Study Note: This study shows how the chosen method of eliciting responses to the WTP question influences WTP estimation. Results show that respondents who are asked directly for their vote in the referendum through a conventional face-to-face interview are more likely to respond positively to the WTP question than those who are asked to cast their votes using a secret ballot. Estimated WTP obtained from the group using the conventional face-to-face method was significantly higher than the WTP estimate from the group that used the secret ballot method. Literature recommends the use of secret ballots particularly when either controversial or "high social prestige" issues are in question. This study shows how research on a topic which is neither particularly controversial nor one that puts social prestige at stake can nonetheless benefit from the use of secret ballots in eliciting responses to the WTP question as it provides a more conservative estimate of willingness to pay by reducing social desirability bias and yea-saying behavior.

Study Details

Reference: Francisco, Jamil Paolo. 2011. Are Metro Manila Households Willing to Pay for Cleaner Public Transport? EEPSEA Research Report, No. 2011-RR1.

Summary: To address the problem of air pollution in Metro Manila, the study proposes a jeepney buy-back program through which the current fleet of diesel jeepneys would be replaced with zero-emission electric vehicles. Households are made to pay for the program through a surcharge on top of their monthly electricity bill. A single-bound dichotomous choice contingent valuation approach using the referendum format is employed to estimate willingness to pay (WTP). The study arrives at WTP estimates for the program aimed at providing cleaner public transportation ranging from PHP 173.10 (USD 3.85) to PHP 259.75 (USD 5.77) per month. However, a simple cost-benefit comparison shows that the program remains economically unfeasible without government support, particularly due to the high cost associated with replacing the diesel fleet. Nonetheless, substantial aggregated benefits show that Metro Manila households are indeed willing to pay for improved air quality from cleaner public transport. Income, education and bid level are found to be significant determinants of WTP. The study also investigates the impact of using secret ballots for eliciting WTP responses to reduce yea-saying bias. Results show that the method of WTP elicitation influences WTP responses. WTP estimates from data gathered using the secret ballot technique were significantly lower than estimates from data gathered using the conventional face-to-face method.

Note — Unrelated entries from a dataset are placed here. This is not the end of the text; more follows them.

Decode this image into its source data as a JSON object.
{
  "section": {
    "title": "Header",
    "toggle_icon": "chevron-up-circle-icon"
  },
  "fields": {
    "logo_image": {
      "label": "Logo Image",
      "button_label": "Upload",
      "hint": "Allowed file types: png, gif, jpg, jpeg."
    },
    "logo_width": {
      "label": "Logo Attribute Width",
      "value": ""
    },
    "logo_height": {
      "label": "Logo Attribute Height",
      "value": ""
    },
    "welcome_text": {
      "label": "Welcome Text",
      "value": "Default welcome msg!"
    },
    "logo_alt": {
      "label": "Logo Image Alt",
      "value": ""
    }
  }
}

Site Characteristics: The main household survey was conducted in Metro Manila, the national capital region of the Philippines, with a population of 11.5 million in 2007. Covering an area of 636 km2, Metro Manila is the smallest of the country's 17 regions but is the most densely populated (18,166 people per km2) and the most urban. It is also the region with the highest densities of road traffic. The urban agglomeration consists of 17 cities. In 2005, the World Health Organization and the United Nations Environment Program ranked Metro Manila as the fourth-most-polluted urban region in the world. A large proportion of the population is exposed to particulate matter, sulfur dioxide, total oxidants, carbon monoxide, and lead at levels above WHO guidelines. Based on a 2003 emissions inventory, the DENR reports that mobile sources contributed to 70% to 90% of air pollution in the metropolis. The most important mobile sources include diesel-fueled vehicles and two-stroke gasoline engines.

Comments: WTP values estimated in the study range from PHP 173.10 to PHP 259.75 per household per month, depending on whether certainty-calibration was applied or whether estimates were derived from the group that used the conventional face-to-face method for eliciting WTP or the group that used secret ballots. The mean WTP value quoted above (PHP 173.10) is derived from WTP responses of the group that used secret ballots, after calibrating responses based on self-rated certainty. Hypothetical biases were minimized through the adoption of cheap scripts and by calibrating responses according to self-rated certainty. Yea-saying and social desirability bias were also minimized through the use of the secret ballot technique in eliciting WTP.